2. Processing I prefer to adjust images with what I call “straight processing”, which involves a similar adjustment approach to that of the traditional darkroom: crop, contrast, dodge & burn, straighten. About 90% of my post-processing work is accomplished in Aperture 3, and when it’s time to finalize the RAW files for printing I export them as TIFF16BIT files to Photoshop CS6, where I examine images at 100% for chromatic aberration, other potential optical issues and sensor dust.
3. Sharpening is the last stage of my post-processing workflow and I typically only sharpen images for print, if necessary. Because sharpening can introduce artifacts onto the image, I export the images out of Aperture and keep the master image separate.
My ultralight kit includes:
My most preferred lens is the Canon EF 17-40mm F/4 L. Not only is the Canon 17-40mm F/4 Canon’s lightest L lens (1.1 lbs / 475g) but it’s also the smallest L zoom lens. The one-stop advantage with the 16-35mm has almost no impact for me as I tend to shoot between F/8 and F/22. The Canon EF 50mm 1.8 is another one of my favorites , which is on equal plane with the new Canon 40mm F/2.8 making it Canon’s lightest lens and and it has a very unimposing appearance, which is great for busy areas where a larger, more expensive lens invariably draws attention. Along with a Canon 70-200mm F/4 IS L, these three lenses comprise my ‘ultralight’ travel kit.
When I was a kid I remember the excitement around the house when Grandpa called; he was being patched through a ham operator from the Indian ocean. He was sailing around the world in an attempt to secure the world-record to become the oldest solo circumnavigator. Just mere seconds to say “Hello Grandpa! Over!” was where the inspiration of travel started for me.

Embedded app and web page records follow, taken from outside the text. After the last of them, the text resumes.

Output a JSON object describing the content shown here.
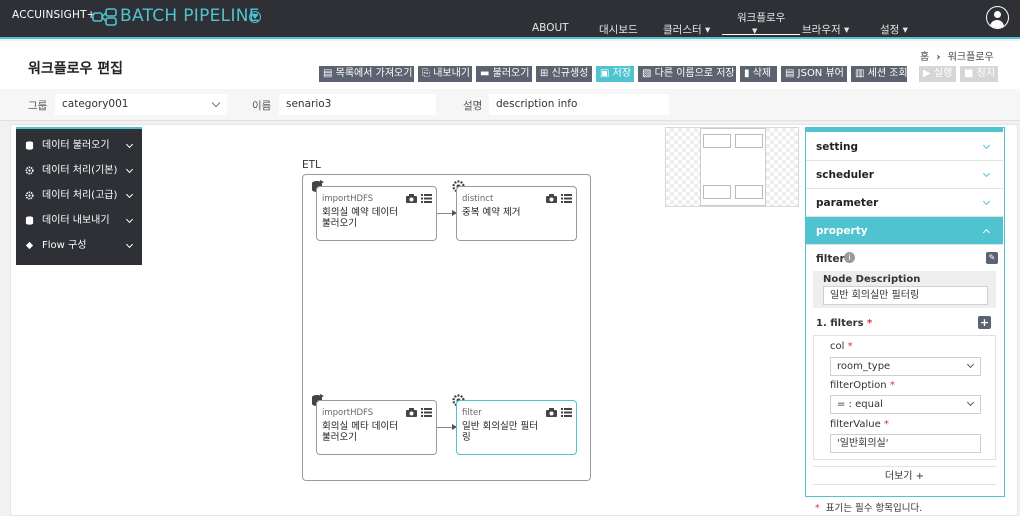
{
  "header": {
    "vendor": "ACCUINSIGHT+",
    "product": "BATCH PIPELINE",
    "nav": [
      {
        "label": "ABOUT"
      },
      {
        "label": "대시보드"
      },
      {
        "label": "클러스터 ▾"
      },
      {
        "label": "워크플로우"
      },
      {
        "label": "브라우저 ▾"
      },
      {
        "label": "설정 ▾"
      }
    ]
  },
  "page": {
    "title": "워크플로우 편집",
    "breadcrumb_home": "홈",
    "breadcrumb_sep": "›",
    "breadcrumb_current": "워크플로우"
  },
  "toolbar": [
    {
      "label": "목록에서 가져오기",
      "icon": "list-icon"
    },
    {
      "label": "내보내기",
      "icon": "export-icon"
    },
    {
      "label": "불러오기",
      "icon": "folder-icon"
    },
    {
      "label": "신규생성",
      "icon": "plus-icon"
    },
    {
      "label": "저장",
      "icon": "save-icon"
    },
    {
      "label": "다른 이름으로 저장",
      "icon": "copy-icon"
    },
    {
      "label": "삭제",
      "icon": "trash-icon"
    },
    {
      "label": "JSON 뷰어",
      "icon": "json-icon"
    },
    {
      "label": "세션 조회",
      "icon": "chart-icon"
    },
    {
      "label": "실행",
      "icon": "play-icon"
    },
    {
      "label": "정지",
      "icon": "stop-icon"
    }
  ],
  "filters": {
    "group_label": "그룹",
    "group_value": "category001",
    "name_label": "이름",
    "name_value": "senario3",
    "desc_label": "설명",
    "desc_value": "description info"
  },
  "palette": [
    {
      "label": "데이터 불러오기",
      "icon": "database-icon"
    },
    {
      "label": "데이터 처리(기본)",
      "icon": "gear-icon"
    },
    {
      "label": "데이터 처리(고급)",
      "icon": "gear-icon"
    },
    {
      "label": "데이터 내보내기",
      "icon": "database-icon"
    },
    {
      "label": "Flow 구성",
      "icon": "flow-icon"
    }
  ],
  "flow": {
    "group_label": "ETL",
    "nodes": [
      {
        "type": "importHDFS",
        "desc": "회의실 예약 데이터 불러오기",
        "icon": "database-icon"
      },
      {
        "type": "distinct",
        "desc": "중복 예약 제거",
        "icon": "gear-icon"
      },
      {
        "type": "importHDFS",
        "desc": "회의실 메타 데이터 불러오기",
        "icon": "database-icon"
      },
      {
        "type": "filter",
        "desc": "일반 회의실만 필터링",
        "icon": "gear-icon"
      }
    ]
  },
  "panel": {
    "sections": [
      "setting",
      "scheduler",
      "parameter",
      "property"
    ],
    "filter_title": "filter",
    "node_desc_label": "Node Description",
    "node_desc_value": "일반 회의실만 필터링",
    "filters_label": "1. filters",
    "col_label": "col",
    "col_value": "room_type",
    "filter_option_label": "filterOption",
    "filter_option_value": "= : equal",
    "filter_value_label": "filterValue",
    "filter_value_value": "'일반회의실'",
    "more_label": "더보기 +",
    "required_mark": "*",
    "required_note": "표기는 필수 항목입니다."
  },
  "colors": {
    "accent": "#4fc3cf",
    "header_bg": "#2e3036",
    "button_bg": "#5b6270"
  }
}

Nearly two decades later I found myself inspired by the incredible work of Ansel Adams and I bought my first digital SLR, a Canon EOS 5D. It wasn’t until I traveled across the US photographing national parks that my passion for photography truly ignited. This experience served as motivation for me, and as a musician might want to drop everything and focus on music all day everyday, I too wanted to shoot and practice technique with the same ambition. Working a day job however didn’t afford me the option or time to pursue photography in such a way, so I set a goal of saving enough money to afford myself the opportunity to travel with the ultimate goal of understanding the medium and it on a more intimate and intuitive level. After two years of saving money, and at the same time consuming every book I could find about photography, I set out on a trip from Alaska to Argentina by land, pursuing the art of photography.